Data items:
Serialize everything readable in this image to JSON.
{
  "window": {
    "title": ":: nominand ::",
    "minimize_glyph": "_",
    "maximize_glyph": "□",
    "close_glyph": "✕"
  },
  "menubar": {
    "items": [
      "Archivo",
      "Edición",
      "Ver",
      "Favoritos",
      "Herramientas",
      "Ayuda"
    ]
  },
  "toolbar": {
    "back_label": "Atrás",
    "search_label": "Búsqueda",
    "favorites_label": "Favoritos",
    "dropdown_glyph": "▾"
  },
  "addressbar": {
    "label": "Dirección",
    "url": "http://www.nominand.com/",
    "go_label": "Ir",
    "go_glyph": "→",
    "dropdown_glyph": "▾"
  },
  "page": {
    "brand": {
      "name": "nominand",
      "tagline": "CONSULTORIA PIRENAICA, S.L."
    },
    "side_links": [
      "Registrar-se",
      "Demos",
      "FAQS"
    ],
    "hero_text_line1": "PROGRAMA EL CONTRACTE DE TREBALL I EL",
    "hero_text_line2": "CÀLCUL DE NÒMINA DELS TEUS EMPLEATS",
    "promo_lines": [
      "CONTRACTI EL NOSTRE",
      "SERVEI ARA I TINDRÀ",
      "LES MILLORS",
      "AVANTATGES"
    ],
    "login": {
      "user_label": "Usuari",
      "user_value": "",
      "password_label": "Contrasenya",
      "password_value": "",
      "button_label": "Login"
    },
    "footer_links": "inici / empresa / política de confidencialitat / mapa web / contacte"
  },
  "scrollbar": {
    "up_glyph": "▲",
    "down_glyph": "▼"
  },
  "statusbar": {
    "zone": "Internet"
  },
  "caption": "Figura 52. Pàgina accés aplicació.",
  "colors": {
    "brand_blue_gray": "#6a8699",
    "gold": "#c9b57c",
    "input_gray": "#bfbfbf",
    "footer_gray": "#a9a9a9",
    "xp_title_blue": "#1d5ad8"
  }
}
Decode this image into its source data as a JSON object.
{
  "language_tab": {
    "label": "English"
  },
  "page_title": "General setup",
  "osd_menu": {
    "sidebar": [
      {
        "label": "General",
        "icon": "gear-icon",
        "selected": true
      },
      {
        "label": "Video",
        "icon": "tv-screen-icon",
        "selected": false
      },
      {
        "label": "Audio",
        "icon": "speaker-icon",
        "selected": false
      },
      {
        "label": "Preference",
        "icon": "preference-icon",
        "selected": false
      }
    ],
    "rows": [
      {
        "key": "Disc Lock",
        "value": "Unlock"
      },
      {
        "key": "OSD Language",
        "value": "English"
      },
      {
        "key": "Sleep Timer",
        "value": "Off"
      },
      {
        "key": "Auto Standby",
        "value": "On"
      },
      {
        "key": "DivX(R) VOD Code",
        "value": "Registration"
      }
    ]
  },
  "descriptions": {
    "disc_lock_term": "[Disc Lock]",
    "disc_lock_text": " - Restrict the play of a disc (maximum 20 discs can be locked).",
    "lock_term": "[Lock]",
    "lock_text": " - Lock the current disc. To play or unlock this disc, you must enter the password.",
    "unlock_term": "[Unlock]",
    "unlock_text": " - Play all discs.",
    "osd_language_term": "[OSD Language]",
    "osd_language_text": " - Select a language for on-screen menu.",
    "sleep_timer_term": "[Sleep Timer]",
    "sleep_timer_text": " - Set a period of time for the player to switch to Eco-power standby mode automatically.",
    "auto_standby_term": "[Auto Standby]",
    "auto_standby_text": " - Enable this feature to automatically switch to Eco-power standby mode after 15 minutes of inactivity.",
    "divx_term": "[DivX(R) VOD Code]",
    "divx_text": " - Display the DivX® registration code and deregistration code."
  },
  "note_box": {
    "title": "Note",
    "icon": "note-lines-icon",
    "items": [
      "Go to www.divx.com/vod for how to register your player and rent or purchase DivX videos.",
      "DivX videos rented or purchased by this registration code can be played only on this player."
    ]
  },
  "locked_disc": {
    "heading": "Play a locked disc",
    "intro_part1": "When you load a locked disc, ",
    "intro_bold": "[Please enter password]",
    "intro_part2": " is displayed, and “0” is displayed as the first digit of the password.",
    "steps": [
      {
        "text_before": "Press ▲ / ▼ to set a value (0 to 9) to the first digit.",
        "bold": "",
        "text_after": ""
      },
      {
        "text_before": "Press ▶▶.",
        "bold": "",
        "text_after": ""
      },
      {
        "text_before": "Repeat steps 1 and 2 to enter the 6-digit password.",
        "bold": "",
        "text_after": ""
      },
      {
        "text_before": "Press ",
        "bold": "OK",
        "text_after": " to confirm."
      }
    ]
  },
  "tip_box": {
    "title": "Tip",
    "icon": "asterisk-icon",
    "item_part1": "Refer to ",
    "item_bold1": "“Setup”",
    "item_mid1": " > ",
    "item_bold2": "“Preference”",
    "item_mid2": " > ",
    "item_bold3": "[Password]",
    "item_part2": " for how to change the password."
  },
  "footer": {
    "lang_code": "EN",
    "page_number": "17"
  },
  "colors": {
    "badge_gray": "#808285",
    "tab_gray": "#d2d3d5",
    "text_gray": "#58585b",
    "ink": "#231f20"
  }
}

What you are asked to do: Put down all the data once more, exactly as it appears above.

Answer to the exercise:
Serialize everything readable in this image to JSON.
{
  "window": {
    "title": ":: nominand ::",
    "minimize_glyph": "_",
    "maximize_glyph": "□",
    "close_glyph": "✕"
  },
  "menubar": {
    "items": [
      "Archivo",
      "Edición",
      "Ver",
      "Favoritos",
      "Herramientas",
      "Ayuda"
    ]
  },
  "toolbar": {
    "back_label": "Atrás",
    "search_label": "Búsqueda",
    "favorites_label": "Favoritos",
    "dropdown_glyph": "▾"
  },
  "addressbar": {
    "label": "Dirección",
    "url": "http://www.nominand.com/",
    "go_label": "Ir",
    "go_glyph": "→",
    "dropdown_glyph": "▾"
  },
  "page": {
    "brand": {
      "name": "nominand",
      "tagline": "CONSULTORIA PIRENAICA, S.L."
    },
    "side_links": [
      "Registrar-se",
      "Demos",
      "FAQS"
    ],
    "hero_text_line1": "PROGRAMA EL CONTRACTE DE TREBALL I EL",
    "hero_text_line2": "CÀLCUL DE NÒMINA DELS TEUS EMPLEATS",
    "promo_lines": [
      "CONTRACTI EL NOSTRE",
      "SERVEI ARA I TINDRÀ",
      "LES MILLORS",
      "AVANTATGES"
    ],
    "login": {
      "user_label": "Usuari",
      "user_value": "",
      "password_label": "Contrasenya",
      "password_value": "",
      "button_label": "Login"
    },
    "footer_links": "inici / empresa / política de confidencialitat / mapa web / contacte"
  },
  "scrollbar": {
    "up_glyph": "▲",
    "down_glyph": "▼"
  },
  "statusbar": {
    "zone": "Internet"
  },
  "caption": "Figura 52. Pàgina accés aplicació.",
  "colors": {
    "brand_blue_gray": "#6a8699",
    "gold": "#c9b57c",
    "input_gray": "#bfbfbf",
    "footer_gray": "#a9a9a9",
    "xp_title_blue": "#1d5ad8"
  }
}
Decode this image into its source data as a JSON object.
{
  "language_tab": {
    "label": "English"
  },
  "page_title": "General setup",
  "osd_menu": {
    "sidebar": [
      {
        "label": "General",
        "icon": "gear-icon",
        "selected": true
      },
      {
        "label": "Video",
        "icon": "tv-screen-icon",
        "selected": false
      },
      {
        "label": "Audio",
        "icon": "speaker-icon",
        "selected": false
      },
      {
        "label": "Preference",
        "icon": "preference-icon",
        "selected": false
      }
    ],
    "rows": [
      {
        "key": "Disc Lock",
        "value": "Unlock"
      },
      {
        "key": "OSD Language",
        "value": "English"
      },
      {
        "key": "Sleep Timer",
        "value": "Off"
      },
      {
        "key": "Auto Standby",
        "value": "On"
      },
      {
        "key": "DivX(R) VOD Code",
        "value": "Registration"
      }
    ]
  },
  "descriptions": {
    "disc_lock_term": "[Disc Lock]",
    "disc_lock_text": " - Restrict the play of a disc (maximum 20 discs can be locked).",
    "lock_term": "[Lock]",
    "lock_text": " - Lock the current disc. To play or unlock this disc, you must enter the password.",
    "unlock_term": "[Unlock]",
    "unlock_text": " - Play all discs.",
    "osd_language_term": "[OSD Language]",
    "osd_language_text": " - Select a language for on-screen menu.",
    "sleep_timer_term": "[Sleep Timer]",
    "sleep_timer_text": " - Set a period of time for the player to switch to Eco-power standby mode automatically.",
    "auto_standby_term": "[Auto Standby]",
    "auto_standby_text": " - Enable this feature to automatically switch to Eco-power standby mode after 15 minutes of inactivity.",
    "divx_term": "[DivX(R) VOD Code]",
    "divx_text": " - Display the DivX® registration code and deregistration code."
  },
  "note_box": {
    "title": "Note",
    "icon": "note-lines-icon",
    "items": [
      "Go to www.divx.com/vod for how to register your player and rent or purchase DivX videos.",
      "DivX videos rented or purchased by this registration code can be played only on this player."
    ]
  },
  "locked_disc": {
    "heading": "Play a locked disc",
    "intro_part1": "When you load a locked disc, ",
    "intro_bold": "[Please enter password]",
    "intro_part2": " is displayed, and “0” is displayed as the first digit of the password.",
    "steps": [
      {
        "text_before": "Press ▲ / ▼ to set a value (0 to 9) to the first digit.",
        "bold": "",
        "text_after": ""
      },
      {
        "text_before": "Press ▶▶.",
        "bold": "",
        "text_after": ""
      },
      {
        "text_before": "Repeat steps 1 and 2 to enter the 6-digit password.",
        "bold": "",
        "text_after": ""
      },
      {
        "text_before": "Press ",
        "bold": "OK",
        "text_after": " to confirm."
      }
    ]
  },
  "tip_box": {
    "title": "Tip",
    "icon": "asterisk-icon",
    "item_part1": "Refer to ",
    "item_bold1": "“Setup”",
    "item_mid1": " > ",
    "item_bold2": "“Preference”",
    "item_mid2": " > ",
    "item_bold3": "[Password]",
    "item_part2": " for how to change the password."
  },
  "footer": {
    "lang_code": "EN",
    "page_number": "17"
  },
  "colors": {
    "badge_gray": "#808285",
    "tab_gray": "#d2d3d5",
    "text_gray": "#58585b",
    "ink": "#231f20"
  }
}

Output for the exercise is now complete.